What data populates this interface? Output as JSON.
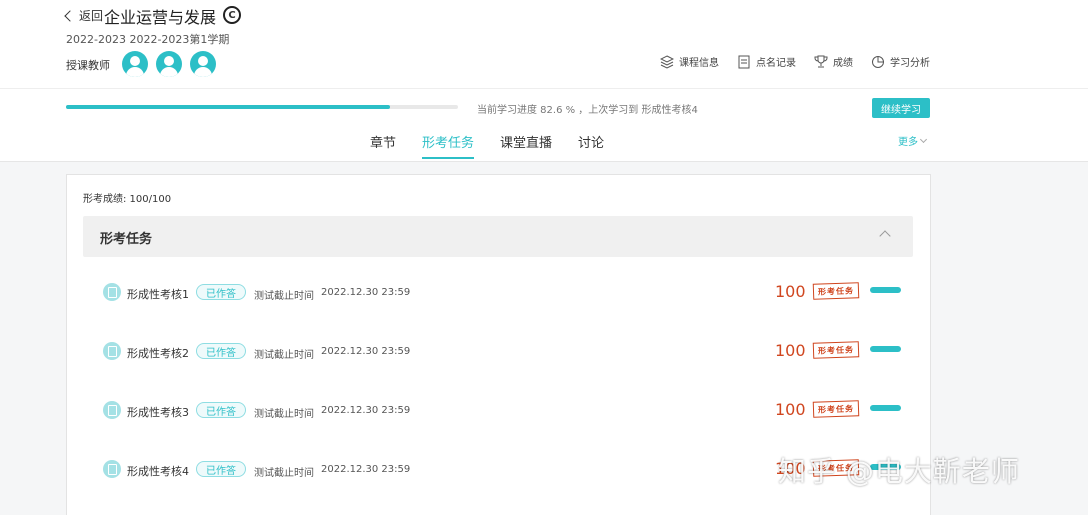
{
  "header": {
    "back_label": "返回",
    "course_title": "企业运营与发展",
    "copyright_symbol": "C",
    "term": "2022-2023 2022-2023第1学期",
    "teacher_label": "授课教师",
    "actions": [
      {
        "label": "课程信息",
        "icon": "layers-icon"
      },
      {
        "label": "点名记录",
        "icon": "document-icon"
      },
      {
        "label": "成绩",
        "icon": "trophy-icon"
      },
      {
        "label": "学习分析",
        "icon": "pie-chart-icon"
      }
    ]
  },
  "progress": {
    "percent": 82.6,
    "text": "当前学习进度 82.6 % ，上次学习到 形成性考核4",
    "continue_label": "继续学习"
  },
  "tabs": [
    {
      "label": "章节",
      "active": false
    },
    {
      "label": "形考任务",
      "active": true
    },
    {
      "label": "课堂直播",
      "active": false
    },
    {
      "label": "讨论",
      "active": false
    }
  ],
  "more_label": "更多",
  "panel": {
    "score_line": "形考成绩: 100/100",
    "group_title": "形考任务",
    "tasks": [
      {
        "name": "形成性考核1",
        "badge": "已作答",
        "deadline_label": "测试截止时间",
        "deadline": "2022.12.30 23:59",
        "score": "100",
        "stamp": "形考任务"
      },
      {
        "name": "形成性考核2",
        "badge": "已作答",
        "deadline_label": "测试截止时间",
        "deadline": "2022.12.30 23:59",
        "score": "100",
        "stamp": "形考任务"
      },
      {
        "name": "形成性考核3",
        "badge": "已作答",
        "deadline_label": "测试截止时间",
        "deadline": "2022.12.30 23:59",
        "score": "100",
        "stamp": "形考任务"
      },
      {
        "name": "形成性考核4",
        "badge": "已作答",
        "deadline_label": "测试截止时间",
        "deadline": "2022.12.30 23:59",
        "score": "100",
        "stamp": "形考任务"
      }
    ]
  },
  "watermark": "知乎 @电大靳老师",
  "colors": {
    "accent": "#2cbfc7",
    "score": "#d0461f"
  }
}
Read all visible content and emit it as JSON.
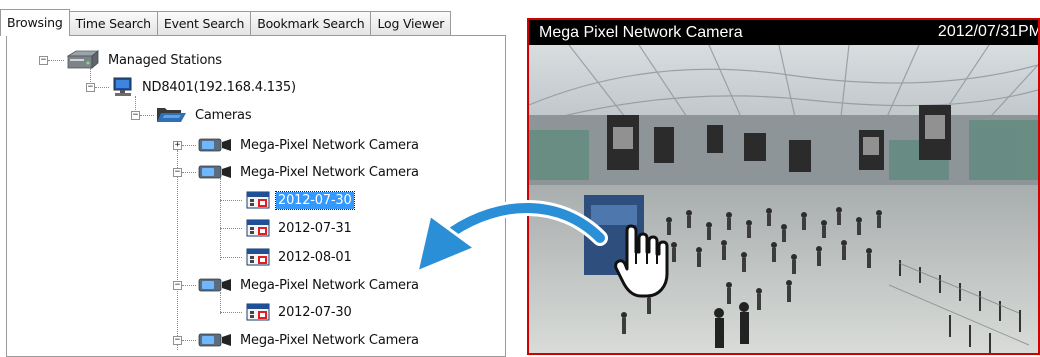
{
  "tabs": [
    {
      "label": "Browsing",
      "active": true
    },
    {
      "label": "Time Search",
      "active": false
    },
    {
      "label": "Event Search",
      "active": false
    },
    {
      "label": "Bookmark Search",
      "active": false
    },
    {
      "label": "Log Viewer",
      "active": false
    }
  ],
  "tree": {
    "root": {
      "label": "Managed Stations",
      "icon": "station-icon",
      "expanded": true
    },
    "station": {
      "label": "ND8401(192.168.4.135)",
      "icon": "computer-icon",
      "expanded": true
    },
    "cameras_folder": {
      "label": "Cameras",
      "icon": "folder-open-icon",
      "expanded": true
    },
    "cameras": [
      {
        "label": "Mega-Pixel Network Camera",
        "icon": "camera-icon",
        "expanded": false,
        "dates": []
      },
      {
        "label": "Mega-Pixel Network Camera",
        "icon": "camera-icon",
        "expanded": true,
        "dates": [
          {
            "label": "2012-07-30",
            "icon": "calendar-icon",
            "selected": true
          },
          {
            "label": "2012-07-31",
            "icon": "calendar-icon",
            "selected": false
          },
          {
            "label": "2012-08-01",
            "icon": "calendar-icon",
            "selected": false
          }
        ]
      },
      {
        "label": "Mega-Pixel Network Camera",
        "icon": "camera-icon",
        "expanded": true,
        "dates": [
          {
            "label": "2012-07-30",
            "icon": "calendar-icon",
            "selected": false
          }
        ]
      },
      {
        "label": "Mega-Pixel Network Camera",
        "icon": "camera-icon",
        "expanded": true,
        "dates": []
      }
    ]
  },
  "viewer": {
    "title": "Mega Pixel Network Camera",
    "timestamp": "2012/07/31PM",
    "border_color": "#d00000"
  },
  "overlay": {
    "arrow_icon": "curved-arrow-icon",
    "arrow_color": "#2a8fd6",
    "hand_icon": "drag-hand-icon"
  },
  "colors": {
    "selection": "#3399ff",
    "tab_border": "#9a9a9a"
  }
}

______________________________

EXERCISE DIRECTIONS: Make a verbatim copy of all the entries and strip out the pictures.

PROBLEM SOLUTION:
What data populates this interface? Output as JSON.
{
  "header": {
    "back_label": "返回",
    "course_title": "企业运营与发展",
    "copyright_symbol": "C",
    "term": "2022-2023 2022-2023第1学期",
    "teacher_label": "授课教师",
    "actions": [
      {
        "label": "课程信息",
        "icon": "layers-icon"
      },
      {
        "label": "点名记录",
        "icon": "document-icon"
      },
      {
        "label": "成绩",
        "icon": "trophy-icon"
      },
      {
        "label": "学习分析",
        "icon": "pie-chart-icon"
      }
    ]
  },
  "progress": {
    "percent": 82.6,
    "text": "当前学习进度 82.6 % ，上次学习到 形成性考核4",
    "continue_label": "继续学习"
  },
  "tabs": [
    {
      "label": "章节",
      "active": false
    },
    {
      "label": "形考任务",
      "active": true
    },
    {
      "label": "课堂直播",
      "active": false
    },
    {
      "label": "讨论",
      "active": false
    }
  ],
  "more_label": "更多",
  "panel": {
    "score_line": "形考成绩: 100/100",
    "group_title": "形考任务",
    "tasks": [
      {
        "name": "形成性考核1",
        "badge": "已作答",
        "deadline_label": "测试截止时间",
        "deadline": "2022.12.30 23:59",
        "score": "100",
        "stamp": "形考任务"
      },
      {
        "name": "形成性考核2",
        "badge": "已作答",
        "deadline_label": "测试截止时间",
        "deadline": "2022.12.30 23:59",
        "score": "100",
        "stamp": "形考任务"
      },
      {
        "name": "形成性考核3",
        "badge": "已作答",
        "deadline_label": "测试截止时间",
        "deadline": "2022.12.30 23:59",
        "score": "100",
        "stamp": "形考任务"
      },
      {
        "name": "形成性考核4",
        "badge": "已作答",
        "deadline_label": "测试截止时间",
        "deadline": "2022.12.30 23:59",
        "score": "100",
        "stamp": "形考任务"
      }
    ]
  },
  "watermark": "知乎 @电大靳老师",
  "colors": {
    "accent": "#2cbfc7",
    "score": "#d0461f"
  }
}
Read all visible content and emit it as JSON.
{
  "tabs": [
    {
      "label": "Browsing",
      "active": true
    },
    {
      "label": "Time Search",
      "active": false
    },
    {
      "label": "Event Search",
      "active": false
    },
    {
      "label": "Bookmark Search",
      "active": false
    },
    {
      "label": "Log Viewer",
      "active": false
    }
  ],
  "tree": {
    "root": {
      "label": "Managed Stations",
      "icon": "station-icon",
      "expanded": true
    },
    "station": {
      "label": "ND8401(192.168.4.135)",
      "icon": "computer-icon",
      "expanded": true
    },
    "cameras_folder": {
      "label": "Cameras",
      "icon": "folder-open-icon",
      "expanded": true
    },
    "cameras": [
      {
        "label": "Mega-Pixel Network Camera",
        "icon": "camera-icon",
        "expanded": false,
        "dates": []
      },
      {
        "label": "Mega-Pixel Network Camera",
        "icon": "camera-icon",
        "expanded": true,
        "dates": [
          {
            "label": "2012-07-30",
            "icon": "calendar-icon",
            "selected": true
          },
          {
            "label": "2012-07-31",
            "icon": "calendar-icon",
            "selected": false
          },
          {
            "label": "2012-08-01",
            "icon": "calendar-icon",
            "selected": false
          }
        ]
      },
      {
        "label": "Mega-Pixel Network Camera",
        "icon": "camera-icon",
        "expanded": true,
        "dates": [
          {
            "label": "2012-07-30",
            "icon": "calendar-icon",
            "selected": false
          }
        ]
      },
      {
        "label": "Mega-Pixel Network Camera",
        "icon": "camera-icon",
        "expanded": true,
        "dates": []
      }
    ]
  },
  "viewer": {
    "title": "Mega Pixel Network Camera",
    "timestamp": "2012/07/31PM",
    "border_color": "#d00000"
  },
  "overlay": {
    "arrow_icon": "curved-arrow-icon",
    "arrow_color": "#2a8fd6",
    "hand_icon": "drag-hand-icon"
  },
  "colors": {
    "selection": "#3399ff",
    "tab_border": "#9a9a9a"
  }
}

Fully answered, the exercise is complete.